This snapshot, taken on
, shows web content acquired for preservation by The National Archives. External links, forms and search may not work in archived websites and contact details are likely to be out of date.
The UK Government Web Archive does not use cookies but some may be left in your browser from archived websites.
The National Archives
Search The National Archives
Advanced search

In history, a primary source is one that gives first-hand information about a time period. It may be an eyewitness account, a photograph, a film, or a poster or document that dates from the time you are studying.

Here is a list of some of the main questions to think about when you are working with documents. Most of these questions can be applied to any of the primary sources mentioned above.


  • What type of document is it?
  • Who produced it? Do you know anything about the author/creator?
  • When was it written/produced?
  • Why was it written/produced?

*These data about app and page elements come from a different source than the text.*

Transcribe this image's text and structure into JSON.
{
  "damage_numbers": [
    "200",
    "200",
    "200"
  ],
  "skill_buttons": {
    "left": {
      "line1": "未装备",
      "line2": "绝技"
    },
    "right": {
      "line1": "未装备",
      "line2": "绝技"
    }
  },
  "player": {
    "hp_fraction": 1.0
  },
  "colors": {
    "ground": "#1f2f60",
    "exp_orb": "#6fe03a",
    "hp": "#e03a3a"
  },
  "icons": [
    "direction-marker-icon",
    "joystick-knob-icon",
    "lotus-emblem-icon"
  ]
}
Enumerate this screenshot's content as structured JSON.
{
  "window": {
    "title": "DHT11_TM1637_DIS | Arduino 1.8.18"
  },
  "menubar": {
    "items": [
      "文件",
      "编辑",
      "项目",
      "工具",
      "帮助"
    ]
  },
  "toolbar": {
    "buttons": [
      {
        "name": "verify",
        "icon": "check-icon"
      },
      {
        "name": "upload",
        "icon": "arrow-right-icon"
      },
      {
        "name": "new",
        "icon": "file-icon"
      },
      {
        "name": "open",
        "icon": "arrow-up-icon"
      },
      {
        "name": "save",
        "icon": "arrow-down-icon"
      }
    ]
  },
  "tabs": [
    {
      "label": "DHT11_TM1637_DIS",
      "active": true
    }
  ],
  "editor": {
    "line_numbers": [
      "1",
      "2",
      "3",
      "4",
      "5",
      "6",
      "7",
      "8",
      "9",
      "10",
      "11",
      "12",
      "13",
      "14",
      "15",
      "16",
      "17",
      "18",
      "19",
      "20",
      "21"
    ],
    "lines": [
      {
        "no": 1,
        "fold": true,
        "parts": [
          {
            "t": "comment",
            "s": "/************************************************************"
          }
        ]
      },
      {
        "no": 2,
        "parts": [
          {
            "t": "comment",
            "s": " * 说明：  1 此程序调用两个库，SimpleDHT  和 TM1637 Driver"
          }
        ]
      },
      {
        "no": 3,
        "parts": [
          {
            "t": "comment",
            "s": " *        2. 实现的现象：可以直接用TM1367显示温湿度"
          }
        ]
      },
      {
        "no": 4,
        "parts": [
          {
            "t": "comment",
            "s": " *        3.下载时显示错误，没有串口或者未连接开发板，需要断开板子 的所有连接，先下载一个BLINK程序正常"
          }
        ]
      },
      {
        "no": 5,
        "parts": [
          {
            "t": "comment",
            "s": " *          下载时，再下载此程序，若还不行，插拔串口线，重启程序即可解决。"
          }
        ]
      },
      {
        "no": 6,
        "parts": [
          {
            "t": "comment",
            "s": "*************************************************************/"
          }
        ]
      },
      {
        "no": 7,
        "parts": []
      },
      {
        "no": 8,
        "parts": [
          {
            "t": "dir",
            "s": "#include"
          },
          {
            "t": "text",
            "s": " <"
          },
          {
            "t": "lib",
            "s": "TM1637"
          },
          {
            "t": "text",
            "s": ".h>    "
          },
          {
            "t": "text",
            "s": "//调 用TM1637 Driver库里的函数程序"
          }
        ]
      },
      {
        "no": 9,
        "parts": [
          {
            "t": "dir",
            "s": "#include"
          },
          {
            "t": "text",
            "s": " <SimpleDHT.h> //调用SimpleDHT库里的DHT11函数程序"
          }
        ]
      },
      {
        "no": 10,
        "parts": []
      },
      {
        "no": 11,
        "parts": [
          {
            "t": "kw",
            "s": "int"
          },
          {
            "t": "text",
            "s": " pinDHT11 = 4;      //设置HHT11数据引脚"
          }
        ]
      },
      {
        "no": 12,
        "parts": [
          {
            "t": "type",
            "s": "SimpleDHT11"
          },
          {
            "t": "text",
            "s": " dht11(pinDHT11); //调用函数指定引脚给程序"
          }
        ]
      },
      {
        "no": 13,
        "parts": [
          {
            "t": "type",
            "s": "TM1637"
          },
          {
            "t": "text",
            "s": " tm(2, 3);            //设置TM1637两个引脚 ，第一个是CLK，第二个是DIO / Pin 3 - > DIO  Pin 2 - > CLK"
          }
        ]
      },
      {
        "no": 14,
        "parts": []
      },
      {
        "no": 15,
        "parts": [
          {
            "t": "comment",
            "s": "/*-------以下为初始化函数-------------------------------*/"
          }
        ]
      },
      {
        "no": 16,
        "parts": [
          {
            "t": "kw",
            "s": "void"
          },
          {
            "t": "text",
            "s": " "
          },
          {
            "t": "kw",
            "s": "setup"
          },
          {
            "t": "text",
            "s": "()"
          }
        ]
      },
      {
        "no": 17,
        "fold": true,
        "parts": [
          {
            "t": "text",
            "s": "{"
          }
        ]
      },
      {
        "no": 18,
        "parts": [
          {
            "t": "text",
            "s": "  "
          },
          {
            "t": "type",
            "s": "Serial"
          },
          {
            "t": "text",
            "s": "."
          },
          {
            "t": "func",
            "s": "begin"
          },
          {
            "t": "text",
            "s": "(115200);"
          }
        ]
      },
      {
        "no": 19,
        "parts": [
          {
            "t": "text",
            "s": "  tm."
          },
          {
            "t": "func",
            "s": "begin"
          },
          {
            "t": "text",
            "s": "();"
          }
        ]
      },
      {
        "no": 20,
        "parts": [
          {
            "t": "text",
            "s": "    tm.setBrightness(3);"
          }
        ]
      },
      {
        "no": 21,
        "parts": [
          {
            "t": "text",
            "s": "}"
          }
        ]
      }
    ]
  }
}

  • Consider the key words and their meaning within the source.
  • What points or arguments are made in the source?
  • What values or attitudes does the content of the source reflect?
  • How does the content of the source relate to a given historical situation?
  • Are there any clues about the intended audience for the source?
  • How reliable is the source and does it have any limitations?
  • How does it relate to other sources from this period? Does it share the same ideas, attitudes and arguments? How would you explain any differences between these sources?